┌────────

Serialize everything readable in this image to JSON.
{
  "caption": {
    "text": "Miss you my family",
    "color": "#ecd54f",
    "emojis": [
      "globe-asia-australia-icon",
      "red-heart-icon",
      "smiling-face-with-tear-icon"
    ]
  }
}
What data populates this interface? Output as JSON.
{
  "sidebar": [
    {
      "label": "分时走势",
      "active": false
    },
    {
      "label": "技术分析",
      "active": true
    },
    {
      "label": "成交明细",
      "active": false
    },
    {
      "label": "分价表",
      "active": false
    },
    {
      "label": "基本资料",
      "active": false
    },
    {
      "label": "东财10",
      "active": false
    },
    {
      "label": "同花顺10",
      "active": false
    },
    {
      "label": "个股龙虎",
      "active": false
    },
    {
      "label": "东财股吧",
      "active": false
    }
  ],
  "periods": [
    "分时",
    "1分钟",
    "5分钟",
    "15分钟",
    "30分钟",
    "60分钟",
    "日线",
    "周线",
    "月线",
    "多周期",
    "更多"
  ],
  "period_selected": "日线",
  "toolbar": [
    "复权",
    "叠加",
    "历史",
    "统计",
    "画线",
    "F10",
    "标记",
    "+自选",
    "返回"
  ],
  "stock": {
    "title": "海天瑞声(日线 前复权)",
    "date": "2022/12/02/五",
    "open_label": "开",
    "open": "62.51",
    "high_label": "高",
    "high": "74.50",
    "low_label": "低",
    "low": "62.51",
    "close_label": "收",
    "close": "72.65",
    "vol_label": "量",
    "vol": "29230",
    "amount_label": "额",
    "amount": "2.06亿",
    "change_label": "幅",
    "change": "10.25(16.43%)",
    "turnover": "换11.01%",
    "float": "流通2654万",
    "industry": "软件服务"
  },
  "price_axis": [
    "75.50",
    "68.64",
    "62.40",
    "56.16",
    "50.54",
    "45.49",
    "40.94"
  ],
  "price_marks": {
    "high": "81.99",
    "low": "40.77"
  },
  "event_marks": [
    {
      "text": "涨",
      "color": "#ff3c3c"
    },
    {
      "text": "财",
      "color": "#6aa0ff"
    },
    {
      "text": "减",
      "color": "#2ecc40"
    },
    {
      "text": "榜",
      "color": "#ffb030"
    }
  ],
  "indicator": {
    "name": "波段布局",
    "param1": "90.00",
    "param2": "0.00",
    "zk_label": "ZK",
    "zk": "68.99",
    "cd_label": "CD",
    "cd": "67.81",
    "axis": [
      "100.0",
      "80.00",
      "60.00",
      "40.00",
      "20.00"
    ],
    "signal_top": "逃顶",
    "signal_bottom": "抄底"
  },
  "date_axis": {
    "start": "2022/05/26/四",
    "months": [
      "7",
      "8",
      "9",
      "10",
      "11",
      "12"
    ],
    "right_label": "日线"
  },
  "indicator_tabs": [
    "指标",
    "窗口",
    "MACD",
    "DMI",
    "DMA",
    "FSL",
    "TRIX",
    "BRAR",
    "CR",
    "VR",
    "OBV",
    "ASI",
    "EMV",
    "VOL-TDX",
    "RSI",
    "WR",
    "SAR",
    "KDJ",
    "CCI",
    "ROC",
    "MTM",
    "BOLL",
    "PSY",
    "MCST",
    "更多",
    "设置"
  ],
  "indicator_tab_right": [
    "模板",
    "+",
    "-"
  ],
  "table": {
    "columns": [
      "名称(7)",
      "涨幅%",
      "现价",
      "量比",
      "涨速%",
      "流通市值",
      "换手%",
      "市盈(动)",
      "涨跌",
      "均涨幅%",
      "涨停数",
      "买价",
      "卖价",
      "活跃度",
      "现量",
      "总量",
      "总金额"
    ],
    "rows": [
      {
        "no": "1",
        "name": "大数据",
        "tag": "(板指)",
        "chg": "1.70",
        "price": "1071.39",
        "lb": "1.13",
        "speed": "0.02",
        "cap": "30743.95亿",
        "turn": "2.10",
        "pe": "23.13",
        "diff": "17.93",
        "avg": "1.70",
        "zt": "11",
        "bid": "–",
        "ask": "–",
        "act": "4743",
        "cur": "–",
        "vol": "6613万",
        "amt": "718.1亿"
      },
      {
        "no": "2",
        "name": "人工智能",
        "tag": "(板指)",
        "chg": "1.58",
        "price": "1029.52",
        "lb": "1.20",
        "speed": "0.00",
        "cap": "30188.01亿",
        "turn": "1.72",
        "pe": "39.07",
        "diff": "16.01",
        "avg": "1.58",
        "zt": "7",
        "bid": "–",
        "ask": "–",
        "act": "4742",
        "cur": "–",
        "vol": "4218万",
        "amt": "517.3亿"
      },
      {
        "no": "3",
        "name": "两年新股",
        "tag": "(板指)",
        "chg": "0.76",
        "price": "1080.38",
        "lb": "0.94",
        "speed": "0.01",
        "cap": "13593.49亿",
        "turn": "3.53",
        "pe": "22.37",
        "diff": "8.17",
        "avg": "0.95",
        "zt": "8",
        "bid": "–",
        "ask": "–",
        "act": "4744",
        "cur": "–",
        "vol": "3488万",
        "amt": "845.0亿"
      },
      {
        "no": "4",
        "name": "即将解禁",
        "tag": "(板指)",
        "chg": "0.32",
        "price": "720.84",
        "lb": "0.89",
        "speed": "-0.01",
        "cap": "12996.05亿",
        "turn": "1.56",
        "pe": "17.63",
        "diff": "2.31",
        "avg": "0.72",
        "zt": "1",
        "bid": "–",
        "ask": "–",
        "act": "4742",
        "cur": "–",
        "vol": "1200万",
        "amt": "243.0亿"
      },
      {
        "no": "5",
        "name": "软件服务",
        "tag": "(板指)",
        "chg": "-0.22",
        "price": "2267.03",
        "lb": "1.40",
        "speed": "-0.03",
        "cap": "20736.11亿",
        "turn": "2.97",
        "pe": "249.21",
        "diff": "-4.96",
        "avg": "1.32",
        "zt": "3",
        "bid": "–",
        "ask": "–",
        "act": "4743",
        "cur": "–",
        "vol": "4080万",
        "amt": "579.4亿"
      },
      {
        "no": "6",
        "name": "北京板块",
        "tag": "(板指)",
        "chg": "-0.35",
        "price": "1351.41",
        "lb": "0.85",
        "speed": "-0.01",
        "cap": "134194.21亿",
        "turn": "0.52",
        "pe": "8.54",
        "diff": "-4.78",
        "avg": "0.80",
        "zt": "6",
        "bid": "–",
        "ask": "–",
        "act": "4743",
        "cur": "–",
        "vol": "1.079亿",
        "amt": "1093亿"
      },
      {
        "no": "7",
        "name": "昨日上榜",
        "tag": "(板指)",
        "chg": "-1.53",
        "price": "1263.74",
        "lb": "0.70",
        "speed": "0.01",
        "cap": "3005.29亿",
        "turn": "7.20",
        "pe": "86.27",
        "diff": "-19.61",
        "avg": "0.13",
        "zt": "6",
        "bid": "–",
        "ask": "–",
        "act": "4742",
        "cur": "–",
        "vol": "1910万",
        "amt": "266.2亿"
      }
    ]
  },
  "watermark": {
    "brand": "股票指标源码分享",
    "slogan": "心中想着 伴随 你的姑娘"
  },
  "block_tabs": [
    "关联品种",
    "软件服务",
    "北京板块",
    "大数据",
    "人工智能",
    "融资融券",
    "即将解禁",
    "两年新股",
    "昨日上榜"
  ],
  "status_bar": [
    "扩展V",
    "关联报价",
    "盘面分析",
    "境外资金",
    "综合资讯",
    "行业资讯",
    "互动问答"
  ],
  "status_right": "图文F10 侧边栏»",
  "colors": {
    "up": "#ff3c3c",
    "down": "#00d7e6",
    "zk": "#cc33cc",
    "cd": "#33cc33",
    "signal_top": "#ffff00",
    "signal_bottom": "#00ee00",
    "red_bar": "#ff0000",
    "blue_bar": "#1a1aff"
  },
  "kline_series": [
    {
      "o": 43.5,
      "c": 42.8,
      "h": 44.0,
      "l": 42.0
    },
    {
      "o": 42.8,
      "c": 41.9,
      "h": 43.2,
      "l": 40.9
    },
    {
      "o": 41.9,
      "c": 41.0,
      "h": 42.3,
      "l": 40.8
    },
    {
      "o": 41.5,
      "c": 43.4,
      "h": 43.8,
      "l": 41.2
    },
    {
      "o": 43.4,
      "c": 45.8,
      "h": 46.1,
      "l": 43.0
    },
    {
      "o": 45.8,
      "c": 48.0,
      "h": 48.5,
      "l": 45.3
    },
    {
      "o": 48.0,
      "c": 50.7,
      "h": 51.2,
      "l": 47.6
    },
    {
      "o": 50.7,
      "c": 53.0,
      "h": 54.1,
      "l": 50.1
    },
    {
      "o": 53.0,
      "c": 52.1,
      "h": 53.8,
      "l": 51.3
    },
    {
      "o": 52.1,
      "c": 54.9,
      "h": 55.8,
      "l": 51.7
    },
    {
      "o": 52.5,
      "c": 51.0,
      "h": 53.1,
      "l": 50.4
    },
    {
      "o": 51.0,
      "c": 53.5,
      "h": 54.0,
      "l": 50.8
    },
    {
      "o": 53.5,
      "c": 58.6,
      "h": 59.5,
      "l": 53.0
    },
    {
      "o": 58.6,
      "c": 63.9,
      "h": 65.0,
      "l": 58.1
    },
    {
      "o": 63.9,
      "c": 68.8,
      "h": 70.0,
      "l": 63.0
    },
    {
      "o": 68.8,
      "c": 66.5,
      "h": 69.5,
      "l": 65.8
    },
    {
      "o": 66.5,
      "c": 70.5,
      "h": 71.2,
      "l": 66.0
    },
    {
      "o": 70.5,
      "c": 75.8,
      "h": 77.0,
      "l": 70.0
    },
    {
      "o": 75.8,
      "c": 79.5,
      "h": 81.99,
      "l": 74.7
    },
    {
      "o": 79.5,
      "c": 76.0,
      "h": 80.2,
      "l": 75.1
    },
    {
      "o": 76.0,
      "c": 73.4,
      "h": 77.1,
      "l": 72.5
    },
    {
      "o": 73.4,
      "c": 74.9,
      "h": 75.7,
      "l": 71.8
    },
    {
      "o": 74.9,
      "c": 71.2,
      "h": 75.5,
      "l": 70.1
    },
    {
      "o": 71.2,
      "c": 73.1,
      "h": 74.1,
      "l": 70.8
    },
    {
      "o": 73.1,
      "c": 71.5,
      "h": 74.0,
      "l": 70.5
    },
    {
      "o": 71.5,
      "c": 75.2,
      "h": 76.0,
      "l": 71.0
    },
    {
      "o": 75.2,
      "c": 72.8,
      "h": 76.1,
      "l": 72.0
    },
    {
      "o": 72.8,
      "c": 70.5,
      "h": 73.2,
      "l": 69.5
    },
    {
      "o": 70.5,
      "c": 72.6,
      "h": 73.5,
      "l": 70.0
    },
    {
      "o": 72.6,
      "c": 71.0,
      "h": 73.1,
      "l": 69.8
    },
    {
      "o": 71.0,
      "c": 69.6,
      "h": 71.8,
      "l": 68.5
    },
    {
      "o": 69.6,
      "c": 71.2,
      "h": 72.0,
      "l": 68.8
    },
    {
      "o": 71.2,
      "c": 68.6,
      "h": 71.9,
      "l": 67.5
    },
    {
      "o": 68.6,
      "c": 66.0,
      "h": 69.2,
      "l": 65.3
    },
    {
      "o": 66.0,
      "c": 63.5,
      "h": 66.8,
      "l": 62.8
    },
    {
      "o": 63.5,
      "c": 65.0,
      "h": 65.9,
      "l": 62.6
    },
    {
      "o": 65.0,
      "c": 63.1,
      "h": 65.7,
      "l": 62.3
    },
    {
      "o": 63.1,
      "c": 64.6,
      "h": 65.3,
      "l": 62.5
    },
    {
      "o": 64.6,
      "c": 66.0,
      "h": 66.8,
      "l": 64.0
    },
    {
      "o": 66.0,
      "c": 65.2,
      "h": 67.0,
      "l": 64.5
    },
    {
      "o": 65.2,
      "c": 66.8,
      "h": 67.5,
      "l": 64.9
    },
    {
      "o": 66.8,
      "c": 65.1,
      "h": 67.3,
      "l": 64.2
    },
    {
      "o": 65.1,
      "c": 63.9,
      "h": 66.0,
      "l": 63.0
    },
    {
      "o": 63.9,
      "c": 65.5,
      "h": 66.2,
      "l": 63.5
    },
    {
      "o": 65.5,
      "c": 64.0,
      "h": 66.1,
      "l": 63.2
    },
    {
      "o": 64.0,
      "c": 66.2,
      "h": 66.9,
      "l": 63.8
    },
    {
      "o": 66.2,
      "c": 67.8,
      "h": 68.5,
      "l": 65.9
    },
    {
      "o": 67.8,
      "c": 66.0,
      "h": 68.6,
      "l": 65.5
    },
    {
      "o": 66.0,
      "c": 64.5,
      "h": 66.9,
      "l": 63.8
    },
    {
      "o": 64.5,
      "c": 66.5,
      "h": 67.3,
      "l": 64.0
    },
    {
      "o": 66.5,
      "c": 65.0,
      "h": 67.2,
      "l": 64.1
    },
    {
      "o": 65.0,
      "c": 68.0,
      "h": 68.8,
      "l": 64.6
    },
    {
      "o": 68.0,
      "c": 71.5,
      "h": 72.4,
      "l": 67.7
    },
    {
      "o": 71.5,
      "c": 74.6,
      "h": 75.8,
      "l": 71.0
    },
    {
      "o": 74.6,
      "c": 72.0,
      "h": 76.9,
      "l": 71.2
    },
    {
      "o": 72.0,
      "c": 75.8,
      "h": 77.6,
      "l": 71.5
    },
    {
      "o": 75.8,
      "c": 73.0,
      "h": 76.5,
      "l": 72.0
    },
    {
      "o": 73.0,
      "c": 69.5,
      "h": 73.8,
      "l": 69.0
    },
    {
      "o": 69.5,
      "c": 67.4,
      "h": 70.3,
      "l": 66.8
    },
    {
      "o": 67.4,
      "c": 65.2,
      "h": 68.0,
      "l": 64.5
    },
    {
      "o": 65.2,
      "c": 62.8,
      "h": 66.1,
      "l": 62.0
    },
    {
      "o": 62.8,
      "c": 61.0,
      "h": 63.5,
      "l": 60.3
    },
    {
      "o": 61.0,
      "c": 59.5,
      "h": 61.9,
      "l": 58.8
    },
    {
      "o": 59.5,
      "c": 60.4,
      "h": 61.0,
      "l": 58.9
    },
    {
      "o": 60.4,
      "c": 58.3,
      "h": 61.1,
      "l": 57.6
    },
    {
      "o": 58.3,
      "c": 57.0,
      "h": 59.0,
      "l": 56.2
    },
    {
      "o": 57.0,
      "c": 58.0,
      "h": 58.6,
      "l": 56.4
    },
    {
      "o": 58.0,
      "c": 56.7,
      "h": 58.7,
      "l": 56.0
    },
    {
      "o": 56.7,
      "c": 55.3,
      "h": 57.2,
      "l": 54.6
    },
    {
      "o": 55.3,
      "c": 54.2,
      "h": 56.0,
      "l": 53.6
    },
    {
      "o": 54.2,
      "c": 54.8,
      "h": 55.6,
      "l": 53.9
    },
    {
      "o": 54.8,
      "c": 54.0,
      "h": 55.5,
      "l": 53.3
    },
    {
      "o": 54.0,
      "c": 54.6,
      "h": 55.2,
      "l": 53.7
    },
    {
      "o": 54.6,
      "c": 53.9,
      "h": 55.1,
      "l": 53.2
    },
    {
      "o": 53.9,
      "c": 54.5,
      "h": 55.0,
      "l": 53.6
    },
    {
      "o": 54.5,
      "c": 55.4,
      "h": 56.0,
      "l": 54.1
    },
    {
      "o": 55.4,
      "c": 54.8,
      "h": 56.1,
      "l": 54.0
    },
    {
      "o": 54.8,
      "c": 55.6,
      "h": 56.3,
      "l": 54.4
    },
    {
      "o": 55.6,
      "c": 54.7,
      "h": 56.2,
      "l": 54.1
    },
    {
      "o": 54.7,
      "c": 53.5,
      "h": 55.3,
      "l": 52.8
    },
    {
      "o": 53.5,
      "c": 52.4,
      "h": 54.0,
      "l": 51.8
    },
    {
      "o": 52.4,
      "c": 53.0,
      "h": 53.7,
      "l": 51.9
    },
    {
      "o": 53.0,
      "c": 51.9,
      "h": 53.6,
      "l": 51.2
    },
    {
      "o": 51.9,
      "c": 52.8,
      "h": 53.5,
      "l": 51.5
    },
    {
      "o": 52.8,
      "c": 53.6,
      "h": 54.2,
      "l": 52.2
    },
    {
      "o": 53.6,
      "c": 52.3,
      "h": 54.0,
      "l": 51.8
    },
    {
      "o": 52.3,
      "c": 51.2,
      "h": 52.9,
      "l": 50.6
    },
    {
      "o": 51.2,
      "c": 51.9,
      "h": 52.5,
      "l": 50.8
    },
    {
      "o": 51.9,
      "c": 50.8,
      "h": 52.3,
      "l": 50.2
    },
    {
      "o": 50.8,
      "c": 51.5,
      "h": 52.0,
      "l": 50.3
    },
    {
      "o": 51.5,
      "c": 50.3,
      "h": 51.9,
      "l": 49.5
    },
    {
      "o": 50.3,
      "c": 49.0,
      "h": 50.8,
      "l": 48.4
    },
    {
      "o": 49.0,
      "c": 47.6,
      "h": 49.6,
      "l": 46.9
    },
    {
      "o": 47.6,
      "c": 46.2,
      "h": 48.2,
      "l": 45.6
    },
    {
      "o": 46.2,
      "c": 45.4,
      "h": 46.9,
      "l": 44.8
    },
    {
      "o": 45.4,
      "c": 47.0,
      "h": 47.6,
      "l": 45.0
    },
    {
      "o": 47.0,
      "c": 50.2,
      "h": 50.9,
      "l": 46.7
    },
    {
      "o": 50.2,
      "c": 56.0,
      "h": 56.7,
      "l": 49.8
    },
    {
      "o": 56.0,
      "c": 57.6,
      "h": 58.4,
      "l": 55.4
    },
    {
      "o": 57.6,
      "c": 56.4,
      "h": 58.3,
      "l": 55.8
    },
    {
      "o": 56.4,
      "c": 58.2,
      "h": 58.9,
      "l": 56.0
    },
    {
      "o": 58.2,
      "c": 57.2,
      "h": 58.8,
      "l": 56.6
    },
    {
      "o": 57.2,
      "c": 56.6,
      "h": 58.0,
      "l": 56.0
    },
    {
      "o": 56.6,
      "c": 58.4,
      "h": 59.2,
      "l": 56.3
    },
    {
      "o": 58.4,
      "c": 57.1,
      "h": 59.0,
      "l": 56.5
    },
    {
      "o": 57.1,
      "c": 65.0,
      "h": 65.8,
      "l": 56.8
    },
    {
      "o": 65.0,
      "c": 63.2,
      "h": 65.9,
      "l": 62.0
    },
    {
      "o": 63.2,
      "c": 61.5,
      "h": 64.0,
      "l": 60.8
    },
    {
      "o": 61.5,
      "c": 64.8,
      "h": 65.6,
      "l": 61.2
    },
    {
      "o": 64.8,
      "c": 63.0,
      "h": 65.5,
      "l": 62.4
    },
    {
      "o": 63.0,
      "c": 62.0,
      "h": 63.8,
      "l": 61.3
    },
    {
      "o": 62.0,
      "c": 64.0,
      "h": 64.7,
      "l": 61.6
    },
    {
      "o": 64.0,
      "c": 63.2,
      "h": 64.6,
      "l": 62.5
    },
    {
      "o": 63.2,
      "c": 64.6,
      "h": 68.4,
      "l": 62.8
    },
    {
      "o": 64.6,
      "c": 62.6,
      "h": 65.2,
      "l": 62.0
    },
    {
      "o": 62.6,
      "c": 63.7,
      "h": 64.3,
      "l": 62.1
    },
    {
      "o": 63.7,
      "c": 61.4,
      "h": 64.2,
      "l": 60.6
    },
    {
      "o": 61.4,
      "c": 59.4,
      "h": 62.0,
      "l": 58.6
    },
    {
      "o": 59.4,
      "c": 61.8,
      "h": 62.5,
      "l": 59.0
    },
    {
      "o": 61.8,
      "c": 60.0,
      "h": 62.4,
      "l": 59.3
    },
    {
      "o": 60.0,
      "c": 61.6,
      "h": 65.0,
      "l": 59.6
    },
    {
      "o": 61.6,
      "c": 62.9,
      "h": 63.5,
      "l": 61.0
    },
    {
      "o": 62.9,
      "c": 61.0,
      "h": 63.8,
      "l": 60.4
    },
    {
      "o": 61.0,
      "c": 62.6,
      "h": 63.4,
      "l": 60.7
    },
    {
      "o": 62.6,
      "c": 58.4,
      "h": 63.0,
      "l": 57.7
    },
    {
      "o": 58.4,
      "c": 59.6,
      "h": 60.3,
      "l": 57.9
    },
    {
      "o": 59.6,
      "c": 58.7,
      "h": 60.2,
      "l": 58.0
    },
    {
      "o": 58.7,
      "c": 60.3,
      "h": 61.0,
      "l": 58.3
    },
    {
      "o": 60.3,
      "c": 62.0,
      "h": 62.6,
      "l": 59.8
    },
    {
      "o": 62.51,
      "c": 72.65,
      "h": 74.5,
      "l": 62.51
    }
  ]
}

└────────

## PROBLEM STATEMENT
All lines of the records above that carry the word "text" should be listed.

## TASK RESPONSE
    "text": "Miss you my family",
      "text": "涨",
      "text": "财",
      "text": "减",
      "text": "榜",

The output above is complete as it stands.